Our bodies operate on a 24-hour sleep-wake cycle. This cycle signals us to feel drowsy and sleep when it’s dark, and to be awake and alert when it’s light. If you mess with your internal clock by turning on bright lights at two o’clock in the morning, it’s going to make it that much more challenging to fall back asleep after a feeding. Keep your home dark at night, and limit illumination to nightlights whenever possible.
You may feel the need to consume more caffeine to keep you awake during the day, but too much of it can keep you awake at night. Limit your intake to one or two cups per day and stop the coffee (and all other caffeinated sources) by two in the afternoon.
Avoid Screen Time
Some parents idly check their phones during feeding sessions.
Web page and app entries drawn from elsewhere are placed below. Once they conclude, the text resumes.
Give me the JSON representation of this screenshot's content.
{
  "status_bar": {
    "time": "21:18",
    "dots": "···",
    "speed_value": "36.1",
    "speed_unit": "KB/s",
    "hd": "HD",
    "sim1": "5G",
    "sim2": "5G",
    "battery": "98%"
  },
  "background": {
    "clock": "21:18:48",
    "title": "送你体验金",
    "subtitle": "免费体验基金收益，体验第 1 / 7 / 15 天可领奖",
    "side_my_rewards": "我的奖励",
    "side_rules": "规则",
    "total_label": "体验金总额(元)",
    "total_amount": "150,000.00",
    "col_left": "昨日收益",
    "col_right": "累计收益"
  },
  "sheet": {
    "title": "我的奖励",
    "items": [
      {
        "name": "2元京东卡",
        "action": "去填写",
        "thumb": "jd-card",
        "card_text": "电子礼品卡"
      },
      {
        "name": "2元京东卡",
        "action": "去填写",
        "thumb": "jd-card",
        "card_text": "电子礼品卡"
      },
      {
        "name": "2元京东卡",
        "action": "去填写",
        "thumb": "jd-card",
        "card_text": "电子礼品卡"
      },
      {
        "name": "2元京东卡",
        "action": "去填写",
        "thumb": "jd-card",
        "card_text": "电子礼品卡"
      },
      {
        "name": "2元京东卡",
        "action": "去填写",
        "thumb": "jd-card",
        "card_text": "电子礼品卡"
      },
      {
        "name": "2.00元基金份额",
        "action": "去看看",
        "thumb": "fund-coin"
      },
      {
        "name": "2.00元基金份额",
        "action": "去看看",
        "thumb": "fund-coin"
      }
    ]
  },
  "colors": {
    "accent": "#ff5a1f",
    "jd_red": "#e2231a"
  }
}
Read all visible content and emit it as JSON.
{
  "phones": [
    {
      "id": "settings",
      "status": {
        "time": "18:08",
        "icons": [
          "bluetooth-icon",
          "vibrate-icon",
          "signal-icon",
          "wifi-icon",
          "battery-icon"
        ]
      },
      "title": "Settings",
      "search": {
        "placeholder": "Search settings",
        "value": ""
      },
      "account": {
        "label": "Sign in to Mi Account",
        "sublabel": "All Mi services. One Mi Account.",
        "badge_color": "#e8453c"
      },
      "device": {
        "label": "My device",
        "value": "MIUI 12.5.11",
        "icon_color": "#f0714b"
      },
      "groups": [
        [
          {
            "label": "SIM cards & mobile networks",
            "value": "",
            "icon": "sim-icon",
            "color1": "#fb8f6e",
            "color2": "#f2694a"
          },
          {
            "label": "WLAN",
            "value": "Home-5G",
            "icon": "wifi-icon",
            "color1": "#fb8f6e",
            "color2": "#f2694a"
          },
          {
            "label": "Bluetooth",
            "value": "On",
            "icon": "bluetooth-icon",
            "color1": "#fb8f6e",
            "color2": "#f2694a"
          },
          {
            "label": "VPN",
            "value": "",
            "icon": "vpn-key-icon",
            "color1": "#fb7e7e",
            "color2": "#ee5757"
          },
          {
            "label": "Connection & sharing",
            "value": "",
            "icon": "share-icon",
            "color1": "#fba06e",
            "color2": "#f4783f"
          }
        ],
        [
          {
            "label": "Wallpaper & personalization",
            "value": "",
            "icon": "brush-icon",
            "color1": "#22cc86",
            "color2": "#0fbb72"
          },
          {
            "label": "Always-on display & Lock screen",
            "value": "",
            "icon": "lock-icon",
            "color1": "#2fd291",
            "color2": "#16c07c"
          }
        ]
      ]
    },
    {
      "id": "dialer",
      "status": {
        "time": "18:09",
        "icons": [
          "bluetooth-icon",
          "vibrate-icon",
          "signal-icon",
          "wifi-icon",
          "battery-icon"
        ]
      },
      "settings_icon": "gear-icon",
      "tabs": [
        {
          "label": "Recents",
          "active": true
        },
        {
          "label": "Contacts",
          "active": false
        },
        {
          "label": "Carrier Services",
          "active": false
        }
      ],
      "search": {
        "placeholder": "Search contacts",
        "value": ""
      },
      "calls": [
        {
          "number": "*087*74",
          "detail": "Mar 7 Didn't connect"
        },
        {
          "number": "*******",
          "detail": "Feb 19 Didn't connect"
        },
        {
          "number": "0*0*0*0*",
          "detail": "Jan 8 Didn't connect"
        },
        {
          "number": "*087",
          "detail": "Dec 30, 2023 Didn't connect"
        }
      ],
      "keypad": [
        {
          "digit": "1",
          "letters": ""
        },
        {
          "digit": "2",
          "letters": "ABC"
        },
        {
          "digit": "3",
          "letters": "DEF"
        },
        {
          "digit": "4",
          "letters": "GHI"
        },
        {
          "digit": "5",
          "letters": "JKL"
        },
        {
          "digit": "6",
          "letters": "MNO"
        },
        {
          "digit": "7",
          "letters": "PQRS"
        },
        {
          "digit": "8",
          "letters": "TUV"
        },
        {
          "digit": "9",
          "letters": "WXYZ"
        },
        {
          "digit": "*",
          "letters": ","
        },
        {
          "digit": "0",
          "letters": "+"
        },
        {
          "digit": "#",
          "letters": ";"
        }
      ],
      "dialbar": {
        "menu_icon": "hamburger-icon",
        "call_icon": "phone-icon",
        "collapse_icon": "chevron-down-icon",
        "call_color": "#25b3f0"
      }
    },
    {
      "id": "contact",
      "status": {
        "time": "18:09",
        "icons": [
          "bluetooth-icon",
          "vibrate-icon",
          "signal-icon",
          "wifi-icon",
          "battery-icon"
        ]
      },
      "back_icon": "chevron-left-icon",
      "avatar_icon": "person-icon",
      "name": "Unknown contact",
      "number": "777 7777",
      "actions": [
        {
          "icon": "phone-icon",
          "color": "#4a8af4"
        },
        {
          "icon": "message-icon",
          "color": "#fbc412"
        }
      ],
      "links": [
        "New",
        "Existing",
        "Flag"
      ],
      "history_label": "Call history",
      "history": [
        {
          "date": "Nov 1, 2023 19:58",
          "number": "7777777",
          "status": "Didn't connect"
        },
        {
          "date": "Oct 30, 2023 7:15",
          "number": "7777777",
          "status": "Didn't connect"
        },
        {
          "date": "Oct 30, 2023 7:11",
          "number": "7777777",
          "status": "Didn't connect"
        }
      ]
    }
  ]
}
Whether it’s social media, news sites or emails, the light from your screen is going to affect the function of your internal clock. Remember, light at night tells your body that it’s morning, so keep the phone off in the middle of the night.
Deep Breathing and Muscle Relaxation Techniques
They say that taking deep breaths to a count of ten is a fast and foolproof way to relax and calm down. You might find some success with this technique in your situation, but we also recommend something called “belly breathing” that we discovered from Mother.ly.
Here’s how to do it:
- Lie flat on your back and place one hand on your stomach. Place the other one over your chest.
- Inhale deeply through your nose and let the air fill your belly. Your stomach will rise as the air fills you up.
- As you finish the inhale, hold your breath for a count of three.
- Slowly exhale through your mouth, and feel your stomach drop back to its natural position.
- Continue until you feel ready for sleep. You may even fall asleep during this exercise!
Frequently Asked Questions
How long does postpartum insomnia usually last?
The onset is immediate, and it can last for months if not addressed. However, if you try some of the techniques mentioned in this article, you can find relief within one night. If you’ve tried these tips and you’re still struggling, it may be time to consult with your doctor.
Can it be linked to postnatal depression?
Yes. In general, sleep deprivation, depression, and insomnia already share a strong link. When you add a recent delivery into the mix, postnatal depression can be a major contributing factor to insomnia. While it’s not a cure-all, getting your bedtime back on track could potentially help with postnatal or postpartum depression.
Will this be a normal symptom after pregnancy?
About 25 to 50 percent of new moms experience this condition. So, yes, it is common. However, we believe that it’s never “normal” to suffer. We encourage you to take care of yourself, so you can get the rest you need and deserve. If your sleepless nights and erratic schedule go unchecked, then those patterns could become routine and affect your sleep for years to come.
Since we haven’t said this yet, we feel some long overdue congratulations are in order. You’re a new mom! Granted, the road will be a bit bumpy, and those jokes about being “mom tired” are no laughing matter. The level of exhaustion that moms feel can never be understood by those who haven’t experienced it.
It’s even more frustrating when you’re tired to the bone and can’t fall asleep! We hope these tips have given you some relief, and we wish you the best of luck on your journey of motherhood!
Sources and References:
- You Just Need to Sleep! (Or Could You Be Depressed?)
- Insomnia and Postpartum Depression: When a New Mom’s Sleep Loss Turns Perilous
Author: Sleep Advisor
Our team covers as many areas of expertise as we do time zones, but none of us started here as a so-called expert on sleep. What we do share is a willingness to ask questions (lots of them), seek experts, and dig deep into conventional wisdom to see if maybe there might be a better path towards healthy living. We apply what we learn not only to our company culture, but also how we deliver information to our over 12.7M readers.
Sleep research is changing all the time, and we are 100% dedicated to keeping up with breakthroughs and innovations. You live better if you sleep better. Whatever has brought you here, we wish you luck on your journey towards better rest.